[Data for processing Boundary: Start]
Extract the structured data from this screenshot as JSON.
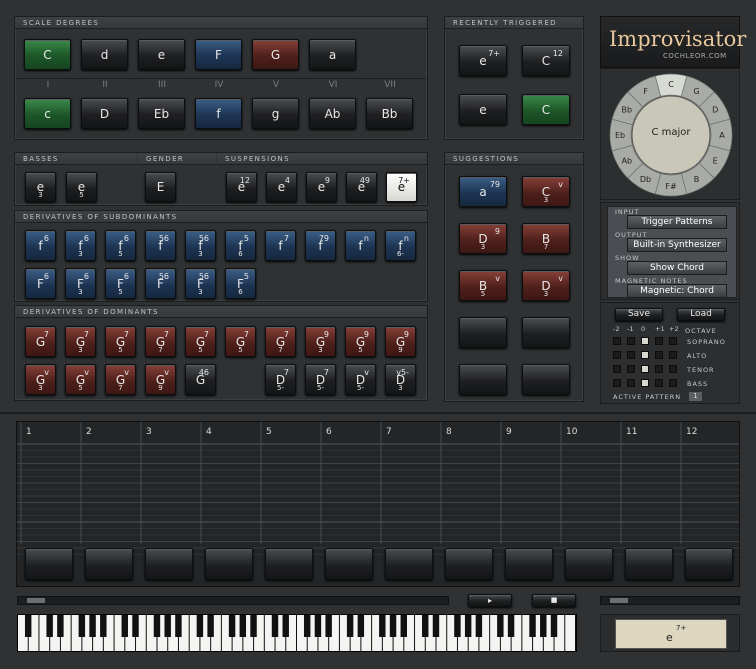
{
  "scale_degrees": {
    "title": "SCALE DEGREES",
    "top": [
      {
        "label": "C",
        "color": "g"
      },
      {
        "label": "d",
        "color": ""
      },
      {
        "label": "e",
        "color": ""
      },
      {
        "label": "F",
        "color": "b"
      },
      {
        "label": "G",
        "color": "rd"
      },
      {
        "label": "a",
        "color": ""
      }
    ],
    "numerals": [
      "I",
      "II",
      "III",
      "IV",
      "V",
      "VI",
      "VII"
    ],
    "bottom": [
      {
        "label": "c",
        "color": "g"
      },
      {
        "label": "D",
        "color": ""
      },
      {
        "label": "Eb",
        "color": ""
      },
      {
        "label": "f",
        "color": "b"
      },
      {
        "label": "g",
        "color": ""
      },
      {
        "label": "Ab",
        "color": ""
      },
      {
        "label": "Bb",
        "color": ""
      }
    ]
  },
  "recently": {
    "title": "RECENTLY TRIGGERED",
    "items": [
      {
        "r": "e",
        "sp": "7+",
        "sb": "",
        "color": ""
      },
      {
        "r": "C",
        "sp": "12",
        "sb": "",
        "color": ""
      },
      {
        "r": "e",
        "sp": "",
        "sb": "",
        "color": ""
      },
      {
        "r": "C",
        "sp": "",
        "sb": "",
        "color": "g"
      }
    ]
  },
  "brand": {
    "title": "Improvisator",
    "site": "COCHLEOR.COM"
  },
  "key_circle": {
    "center": "C major",
    "notes": [
      "C",
      "G",
      "D",
      "A",
      "E",
      "B",
      "F#",
      "Db",
      "Ab",
      "Eb",
      "Bb",
      "F"
    ]
  },
  "basses": {
    "title": "BASSES",
    "items": [
      {
        "r": "e",
        "sb": "3"
      },
      {
        "r": "e",
        "sb": "5"
      }
    ]
  },
  "gender": {
    "title": "GENDER",
    "item": "E"
  },
  "suspensions": {
    "title": "SUSPENSIONS",
    "items": [
      {
        "r": "e",
        "sp": "12",
        "w": false
      },
      {
        "r": "e",
        "sp": "4",
        "w": false
      },
      {
        "r": "e",
        "sp": "9",
        "w": false
      },
      {
        "r": "e",
        "sp": "49",
        "w": false
      },
      {
        "r": "e",
        "sp": "7+",
        "w": true
      }
    ]
  },
  "suggestions": {
    "title": "SUGGESTIONS",
    "items": [
      {
        "r": "a",
        "sp": "79",
        "sb": "",
        "color": "b"
      },
      {
        "r": "C",
        "sp": "v",
        "sb": "3",
        "color": "rd"
      },
      {
        "r": "D",
        "sp": "9",
        "sb": "3",
        "color": "rd"
      },
      {
        "r": "B",
        "sp": "",
        "sb": "7",
        "color": "rd"
      },
      {
        "r": "B",
        "sp": "v",
        "sb": "5",
        "color": "rd"
      },
      {
        "r": "D",
        "sp": "v",
        "sb": "3",
        "color": "rd"
      },
      {
        "r": "",
        "sp": "",
        "sb": "",
        "color": ""
      },
      {
        "r": "",
        "sp": "",
        "sb": "",
        "color": ""
      },
      {
        "r": "",
        "sp": "",
        "sb": "",
        "color": ""
      },
      {
        "r": "",
        "sp": "",
        "sb": "",
        "color": ""
      }
    ]
  },
  "subdominants": {
    "title": "DERIVATIVES OF SUBDOMINANTS",
    "row1": [
      {
        "r": "f",
        "sp": "6",
        "sb": ""
      },
      {
        "r": "f",
        "sp": "6",
        "sb": "3"
      },
      {
        "r": "f",
        "sp": "6",
        "sb": "5"
      },
      {
        "r": "f",
        "sp": "56",
        "sb": ""
      },
      {
        "r": "f",
        "sp": "56",
        "sb": "3"
      },
      {
        "r": "f",
        "sp": "5",
        "sb": "6"
      },
      {
        "r": "f",
        "sp": "7",
        "sb": ""
      },
      {
        "r": "f",
        "sp": "79",
        "sb": ""
      },
      {
        "r": "f",
        "sp": "n",
        "sb": ""
      },
      {
        "r": "f",
        "sp": "n",
        "sb": "6-"
      }
    ],
    "row2": [
      {
        "r": "F",
        "sp": "6",
        "sb": ""
      },
      {
        "r": "F",
        "sp": "6",
        "sb": "3"
      },
      {
        "r": "F",
        "sp": "6",
        "sb": "5"
      },
      {
        "r": "F",
        "sp": "56",
        "sb": ""
      },
      {
        "r": "F",
        "sp": "56",
        "sb": "3"
      },
      {
        "r": "F",
        "sp": "5",
        "sb": "6"
      }
    ]
  },
  "dominants": {
    "title": "DERIVATIVES OF DOMINANTS",
    "row1": [
      {
        "r": "G",
        "sp": "7",
        "sb": ""
      },
      {
        "r": "G",
        "sp": "7",
        "sb": "3"
      },
      {
        "r": "G",
        "sp": "7",
        "sb": "5"
      },
      {
        "r": "G",
        "sp": "7",
        "sb": "7"
      },
      {
        "r": "G",
        "sp": "7",
        "sb": "5"
      },
      {
        "r": "G",
        "sp": "7",
        "sb": "5"
      },
      {
        "r": "G",
        "sp": "7",
        "sb": "7"
      },
      {
        "r": "G",
        "sp": "9",
        "sb": "3"
      },
      {
        "r": "G",
        "sp": "9",
        "sb": "5"
      },
      {
        "r": "G",
        "sp": "9",
        "sb": "9"
      }
    ],
    "row2": [
      {
        "r": "G",
        "sp": "v",
        "sb": "3",
        "c": "rd"
      },
      {
        "r": "G",
        "sp": "v",
        "sb": "5",
        "c": "rd"
      },
      {
        "r": "G",
        "sp": "v",
        "sb": "7",
        "c": "rd"
      },
      {
        "r": "G",
        "sp": "v",
        "sb": "9",
        "c": "rd"
      },
      {
        "r": "G",
        "sp": "46",
        "sb": "",
        "c": ""
      },
      {
        "r": "D",
        "sp": "7",
        "sb": "5-",
        "c": ""
      },
      {
        "r": "D",
        "sp": "7",
        "sb": "5-",
        "c": ""
      },
      {
        "r": "D",
        "sp": "v",
        "sb": "5-",
        "c": ""
      },
      {
        "r": "D",
        "sp": "v5-",
        "sb": "3",
        "c": ""
      }
    ]
  },
  "settings": {
    "input_label": "INPUT",
    "input_value": "Trigger Patterns",
    "output_label": "OUTPUT",
    "output_value": "Built-in Synthesizer",
    "show_label": "SHOW",
    "show_value": "Show Chord",
    "magnetic_label": "MAGNETIC NOTES",
    "magnetic_value": "Magnetic: Chord"
  },
  "voices": {
    "save": "Save",
    "load": "Load",
    "octaves": [
      "-2",
      "-1",
      "0",
      "+1",
      "+2"
    ],
    "octave_label": "OCTAVE",
    "parts": [
      "SOPRANO",
      "ALTO",
      "TENOR",
      "BASS"
    ],
    "active_label": "ACTIVE PATTERN",
    "active_value": "1"
  },
  "pattern": {
    "columns": [
      "1",
      "2",
      "3",
      "4",
      "5",
      "6",
      "7",
      "8",
      "9",
      "10",
      "11",
      "12"
    ]
  },
  "display": {
    "r": "e",
    "sp": "7+"
  }
}
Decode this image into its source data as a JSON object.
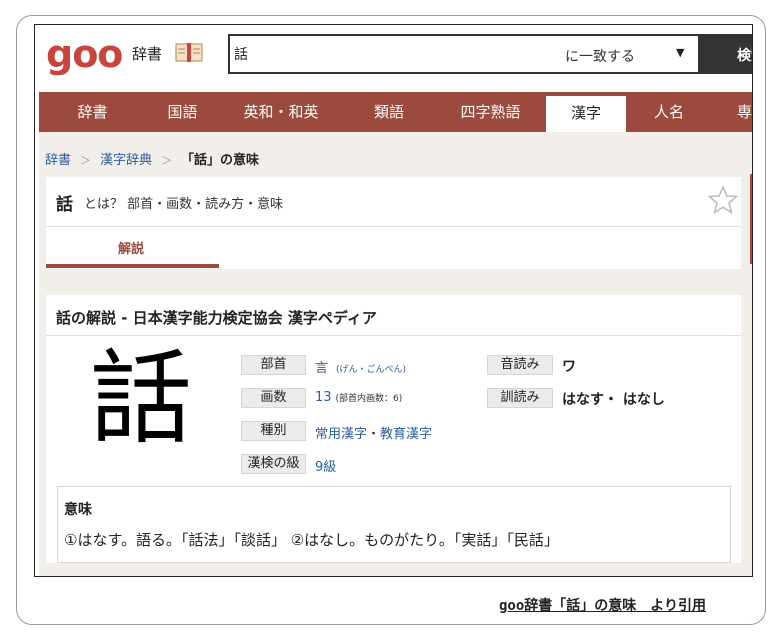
{
  "header": {
    "logo": "goo",
    "dict_label": "辞書",
    "search": {
      "value": "話",
      "match_mode": "に一致する",
      "button": "検索"
    }
  },
  "nav": {
    "tabs": [
      "辞書",
      "国語",
      "英和・和英",
      "類語",
      "四字熟語",
      "漢字",
      "人名",
      "専門"
    ],
    "active": "漢字"
  },
  "breadcrumb": {
    "items": [
      "辞書",
      "漢字辞典"
    ],
    "current": "「話」の意味"
  },
  "title": {
    "kanji": "話",
    "subtitle": "とは？ 部首・画数・読み方・意味"
  },
  "tabs": {
    "kaisetsu": "解説"
  },
  "entry": {
    "section_title": "話の解説 - 日本漢字能力検定協会 漢字ペディア",
    "kanji": "話",
    "labels": {
      "bushu": "部首",
      "kakusu": "画数",
      "shubetsu": "種別",
      "kyu": "漢検の級",
      "on": "音読み",
      "kun": "訓読み"
    },
    "bushu": {
      "value": "言",
      "note": "(げん・ごんべん)"
    },
    "kakusu": {
      "value": "13",
      "note": "(部首内画数：6)"
    },
    "shubetsu": {
      "a": "常用漢字",
      "sep": "・",
      "b": "教育漢字"
    },
    "kyu": "9級",
    "on": "ワ",
    "kun": "はなす・ はなし",
    "meaning": {
      "title": "意味",
      "text": "①はなす。語る。「話法」「談話」 ②はなし。ものがたり。「実話」「民話」"
    }
  },
  "citation": "goo辞書「話」の意味　より引用",
  "colors": {
    "brand": "#c9443c",
    "nav": "#9b4a3d",
    "link": "#2a5d9c"
  }
}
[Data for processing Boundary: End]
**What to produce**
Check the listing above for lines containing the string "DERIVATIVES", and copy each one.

**Written response**
    "title": "DERIVATIVES OF SUBDOMINANTS",
    "title": "DERIVATIVES OF DOMINANTS",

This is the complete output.